Entries from a dataset of interfaces:
[Start of section]
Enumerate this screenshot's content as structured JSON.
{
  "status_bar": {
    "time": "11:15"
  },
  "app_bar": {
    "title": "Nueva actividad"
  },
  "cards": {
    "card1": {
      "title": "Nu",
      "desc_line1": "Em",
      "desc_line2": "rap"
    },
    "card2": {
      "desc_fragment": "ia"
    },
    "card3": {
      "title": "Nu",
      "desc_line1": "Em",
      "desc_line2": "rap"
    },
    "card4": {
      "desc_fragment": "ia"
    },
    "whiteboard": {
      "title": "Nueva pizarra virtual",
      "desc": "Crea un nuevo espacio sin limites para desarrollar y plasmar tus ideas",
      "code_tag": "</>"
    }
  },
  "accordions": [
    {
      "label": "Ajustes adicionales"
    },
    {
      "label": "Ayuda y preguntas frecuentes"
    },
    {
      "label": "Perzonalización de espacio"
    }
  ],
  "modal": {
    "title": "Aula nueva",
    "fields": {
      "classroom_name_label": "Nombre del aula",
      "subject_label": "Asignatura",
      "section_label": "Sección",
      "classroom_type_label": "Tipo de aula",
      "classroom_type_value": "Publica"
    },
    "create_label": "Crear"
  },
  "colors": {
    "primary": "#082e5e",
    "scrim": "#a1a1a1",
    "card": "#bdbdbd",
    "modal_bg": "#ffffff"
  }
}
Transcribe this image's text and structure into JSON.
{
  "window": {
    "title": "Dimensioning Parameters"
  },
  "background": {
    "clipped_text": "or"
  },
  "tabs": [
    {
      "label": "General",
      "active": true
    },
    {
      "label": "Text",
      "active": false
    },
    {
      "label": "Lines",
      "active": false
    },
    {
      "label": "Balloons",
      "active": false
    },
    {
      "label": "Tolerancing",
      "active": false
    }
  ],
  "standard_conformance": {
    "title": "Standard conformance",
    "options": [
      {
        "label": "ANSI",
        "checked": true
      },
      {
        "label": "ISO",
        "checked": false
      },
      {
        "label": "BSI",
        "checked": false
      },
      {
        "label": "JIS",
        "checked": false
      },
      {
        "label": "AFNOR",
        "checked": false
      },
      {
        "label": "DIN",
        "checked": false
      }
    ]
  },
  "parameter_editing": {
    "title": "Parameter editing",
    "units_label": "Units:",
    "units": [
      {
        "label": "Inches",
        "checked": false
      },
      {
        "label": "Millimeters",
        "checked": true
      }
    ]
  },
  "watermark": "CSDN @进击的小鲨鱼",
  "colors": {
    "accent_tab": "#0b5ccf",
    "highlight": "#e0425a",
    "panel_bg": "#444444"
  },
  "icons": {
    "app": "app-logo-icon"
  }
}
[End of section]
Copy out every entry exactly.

Enumerate this screenshot's content as structured JSON.
{
  "status_bar": {
    "time": "11:15"
  },
  "app_bar": {
    "title": "Nueva actividad"
  },
  "cards": {
    "card1": {
      "title": "Nu",
      "desc_line1": "Em",
      "desc_line2": "rap"
    },
    "card2": {
      "desc_fragment": "ia"
    },
    "card3": {
      "title": "Nu",
      "desc_line1": "Em",
      "desc_line2": "rap"
    },
    "card4": {
      "desc_fragment": "ia"
    },
    "whiteboard": {
      "title": "Nueva pizarra virtual",
      "desc": "Crea un nuevo espacio sin limites para desarrollar y plasmar tus ideas",
      "code_tag": "</>"
    }
  },
  "accordions": [
    {
      "label": "Ajustes adicionales"
    },
    {
      "label": "Ayuda y preguntas frecuentes"
    },
    {
      "label": "Perzonalización de espacio"
    }
  ],
  "modal": {
    "title": "Aula nueva",
    "fields": {
      "classroom_name_label": "Nombre del aula",
      "subject_label": "Asignatura",
      "section_label": "Sección",
      "classroom_type_label": "Tipo de aula",
      "classroom_type_value": "Publica"
    },
    "create_label": "Crear"
  },
  "colors": {
    "primary": "#082e5e",
    "scrim": "#a1a1a1",
    "card": "#bdbdbd",
    "modal_bg": "#ffffff"
  }
}
Transcribe this image's text and structure into JSON.
{
  "window": {
    "title": "Dimensioning Parameters"
  },
  "background": {
    "clipped_text": "or"
  },
  "tabs": [
    {
      "label": "General",
      "active": true
    },
    {
      "label": "Text",
      "active": false
    },
    {
      "label": "Lines",
      "active": false
    },
    {
      "label": "Balloons",
      "active": false
    },
    {
      "label": "Tolerancing",
      "active": false
    }
  ],
  "standard_conformance": {
    "title": "Standard conformance",
    "options": [
      {
        "label": "ANSI",
        "checked": true
      },
      {
        "label": "ISO",
        "checked": false
      },
      {
        "label": "BSI",
        "checked": false
      },
      {
        "label": "JIS",
        "checked": false
      },
      {
        "label": "AFNOR",
        "checked": false
      },
      {
        "label": "DIN",
        "checked": false
      }
    ]
  },
  "parameter_editing": {
    "title": "Parameter editing",
    "units_label": "Units:",
    "units": [
      {
        "label": "Inches",
        "checked": false
      },
      {
        "label": "Millimeters",
        "checked": true
      }
    ]
  },
  "watermark": "CSDN @进击的小鲨鱼",
  "colors": {
    "accent_tab": "#0b5ccf",
    "highlight": "#e0425a",
    "panel_bg": "#444444"
  },
  "icons": {
    "app": "app-logo-icon"
  }
}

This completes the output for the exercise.